The answer obviously depends on what you'd class as comfortable. But for the purpose of illustration let's plump for £18,000 a year, about two thirds of average earnings.
Assuming you qualify for a full basic state pension, we can knock off about £5,000, meaning you'll need to provide £13,000 a year from somewhere when you retire.
If you're fortunate enough to have a final salary pension then it's quite easy to guesstimate how much pension income you'll get, just multiply your total years of service by the scheme's multiple (e.g. 1/60th) and then your estimated salary at retirement (some final salary schemes are a bit more complex, but this is the gist of how they work). So someone earning £30,000 at retirement with 26 year's service in a 1/60ths scheme would expect an inflation-linked pension of £13,000 a year.
However, this assumes that your final salary scheme remains open until you retire and that you remain in the same job - both far less likely these days than in the past.
For the rest of us things are more difficult to predict, as our retirement income will depend on investment performance and, if you save via a pension, annuity rates.
If we assume an annuity rate of 3.5% for a non-smoker in their mid sixties buying an inflation-linked pension with 50% spouse income (on death), then they'd need to have a pension fund of about £370,000 to produce a £13,000 annual income.
How much do you need to save each month to build up £370,000? Well, it depends on investment performance and how long you have until retirement. I've calculated some examples below assuming a 6% annual return after charges:
|Years until retirement||Monthly saving required||Value of £370,000 at retirement if 3% inflation||Inflation-adjusted monthly saving required|
The monthly saving required (left hand column) looks quite horrific. But this doesn't take inflation into account - our £13,000 income will buy less at retirement than it does today if prices continue to rise. Factor this in (so that the £13,000 at retirement is in today's terms) with assumed annual inflation of 3% and the required monthly saving (right hand column) is enough to make you weep.

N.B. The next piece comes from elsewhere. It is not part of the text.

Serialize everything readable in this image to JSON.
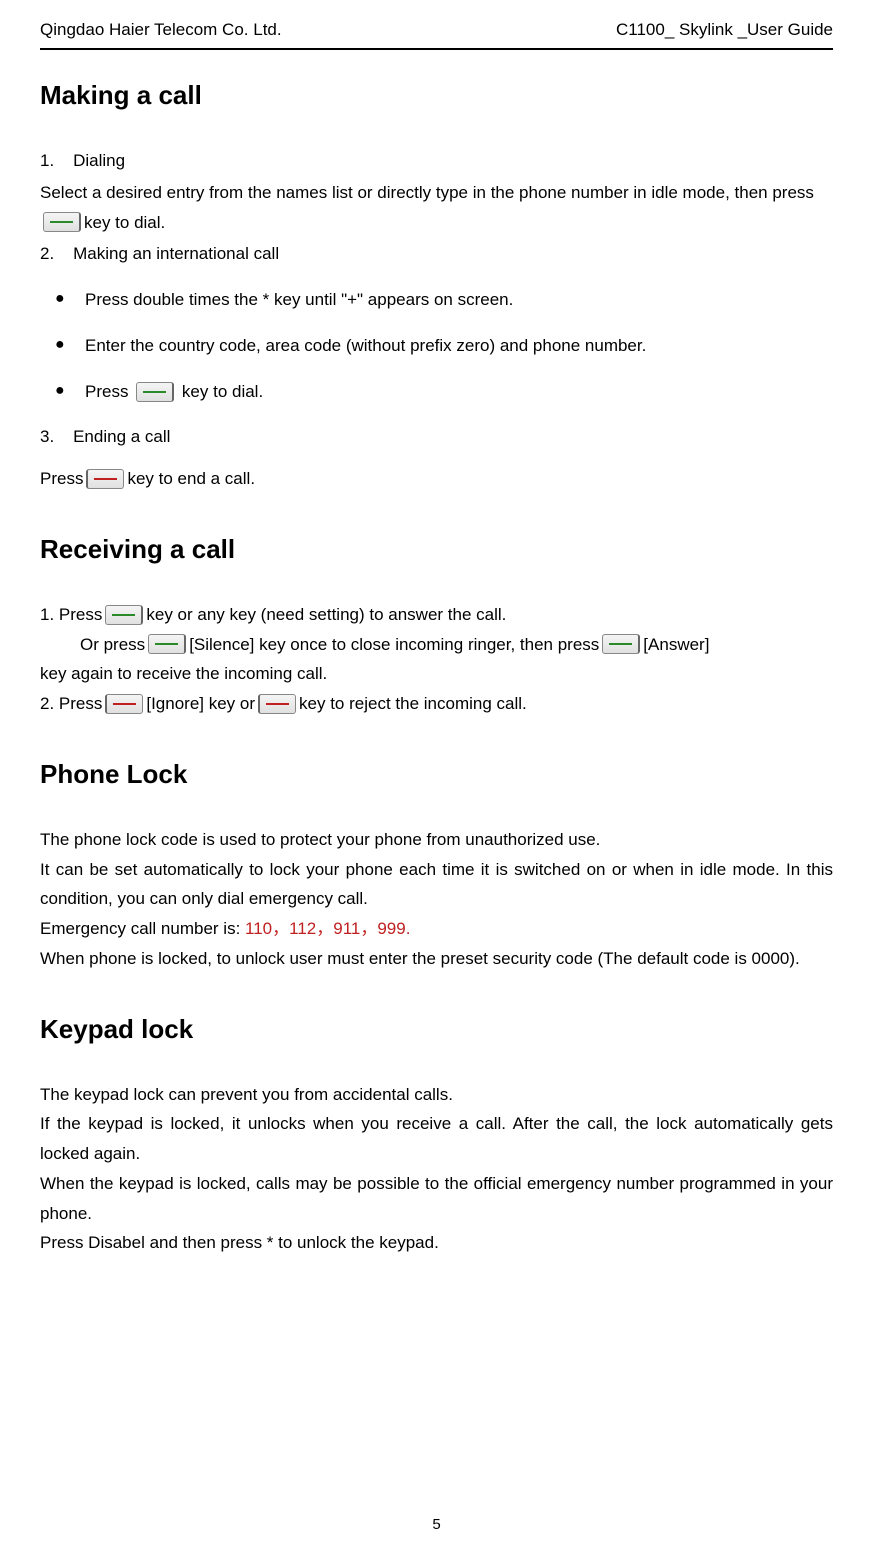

The trouble with assumptions is that they could be wrong. Investment performance, annuity rates and inflation could all end up high or lower than the figures I've used (and, of course, you might choose to retire younger or older), but I don't think they're that unrealistic. The required saving would be lower if we assume a flat (rather than inflation-linked) pension, but I think inflation proofing your pension income is pretty key if you expect to live for a while.
Where does that leave us?
In reality, probably with far less money in our retirement pots than we'd like. Which begs the question, should you bother?
You might decide to live life to the full and, in the words of Roger Daltry, "hope I die before I get old". Trouble is, Mr Daltry is now nearing 70 and looks in fine fettle (albeit I doubt he has to worry about his pension)...
Otherwise I think the only viable approach (if you won't have a decent final salary pension) is to save what you can, invest wisely and hope it's enough. Whether you use a pension, ISA, property or some other route to save for retirement doesn't really matter, the key is that you save into something that's robust, cost effective and has the potential to perform well.
Nevertheless, it's a good idea to keep tabs on your retirement pot and have a feel for what it could be worth when you retire. You could try using our 'How much will I get' retirement calculator - just bear in mind it requires making assumptions (like my very simple examples above), so take the outcome with a pinch of salt.